Table of Contents
ISRN Vascular Medicine
Volume 2014, Article ID 218085, 9 pages
Review Article

Threatening Inferior Limb Ischemia: When to Consider Fasciotomy and What Principles to Apply?

1Department of Thoracic and Vascular Surgery, Princess Paola Hospital, Rue du Vivier 21, 6900 Marche-en-Famenne, Belgium
2Department of Orthopedic Surgery, Princess Paola Hospital, Rue du Vivier 21, 6900 Marche-en-Famenne, Belgium

Received 13 September 2013; Accepted 30 December 2013; Published 4 March 2014

Academic Editors: B. Hambly, S. Takebayashi, and M. Zhang

Copyright © 2014 Vlad-Adrian Alexandrescu and Didier Van Espen. This is an open access article distributed under the Creative Commons Attribution License, which permits unrestricted use, distribution, and reproduction in any medium, provided the original work is properly cited.

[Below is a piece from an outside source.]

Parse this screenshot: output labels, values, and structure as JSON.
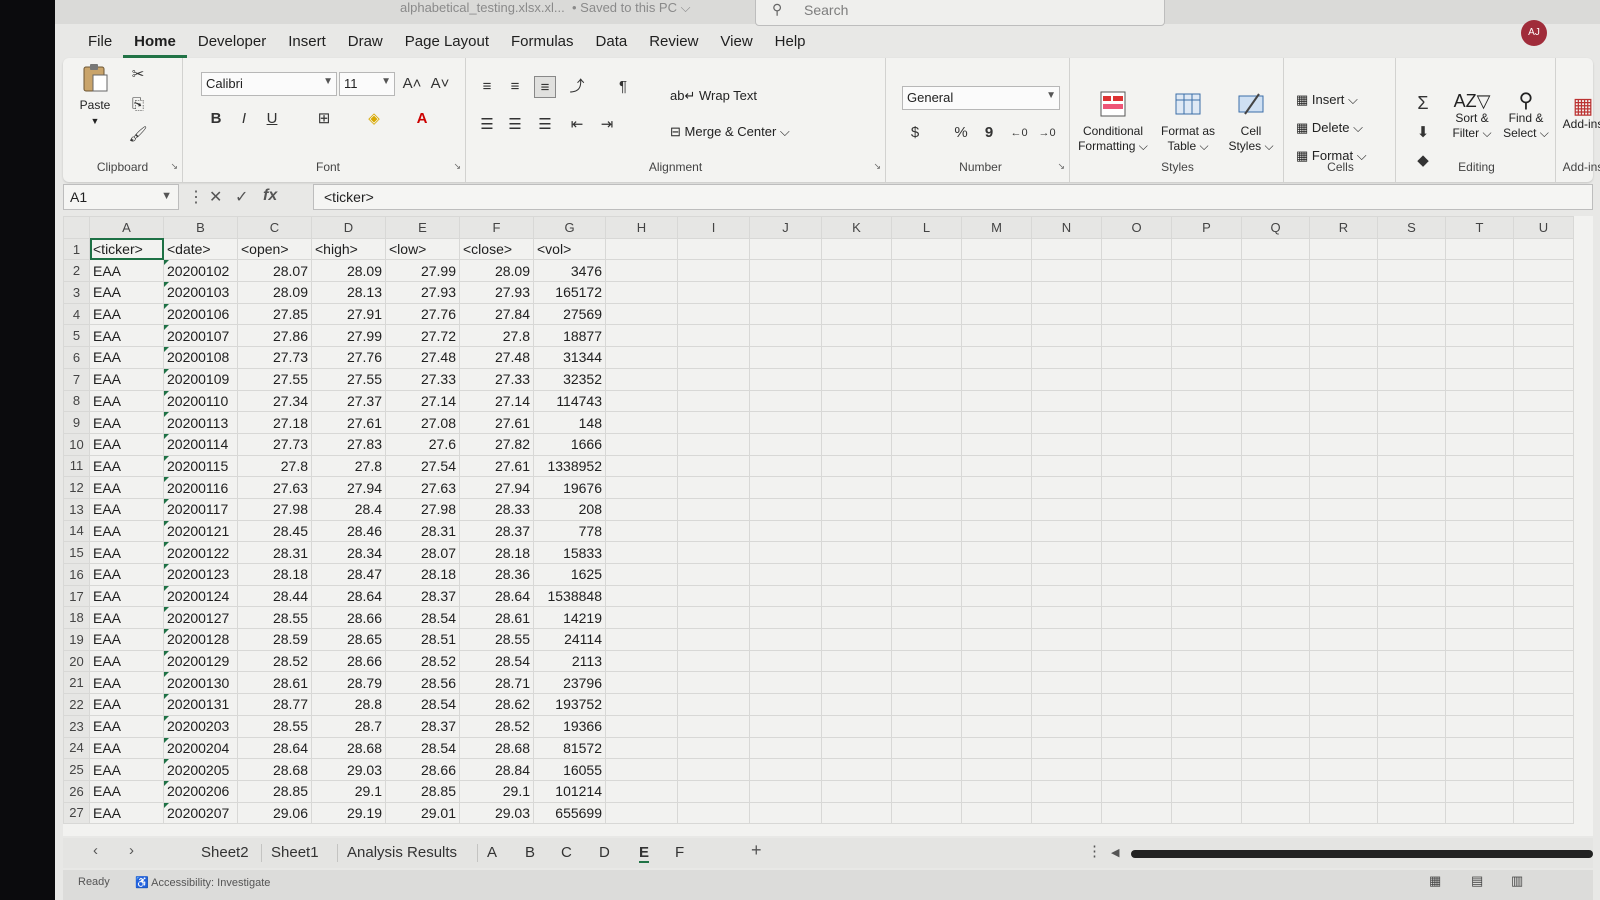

Inferior limb compartmental syndrome (CS) gathers a constellation of symptoms that traditionally refers to pathologically increased intramuscular and surrounding tissue pressure generally contained in nonexpansile leg spaces. It associates oftentimes reperfusion or traumatic injury. Intrinsic rigidity of these leg and foot closed compartments may enhance critical pressure risings with deleterious effects on specific vascular and nervous supply, with two main presentations: acute versus chronic display. For these situations, early fasciotomy plays the major role of releasing specific compartment hypertension and prevents deleterious tissue necrosis. Intervention is effective only if required upon precise indications (measured tissue pressure within 20 to 30 mm Hg of systemic diastolic pressure) and performed correctly in a timely fashioned approach. Any failure or delay in recognizing CS inevitably leads to adverse outcomes and jeopardy for secondary limb loss. When judiciously applied during or soon after limb-salvage revascularization technically successful fasciotomy may represent a major contributor in limb preservation. It accounts for a well-defined therapeutic proceeding available for any conscientious and well-briefed interventionist.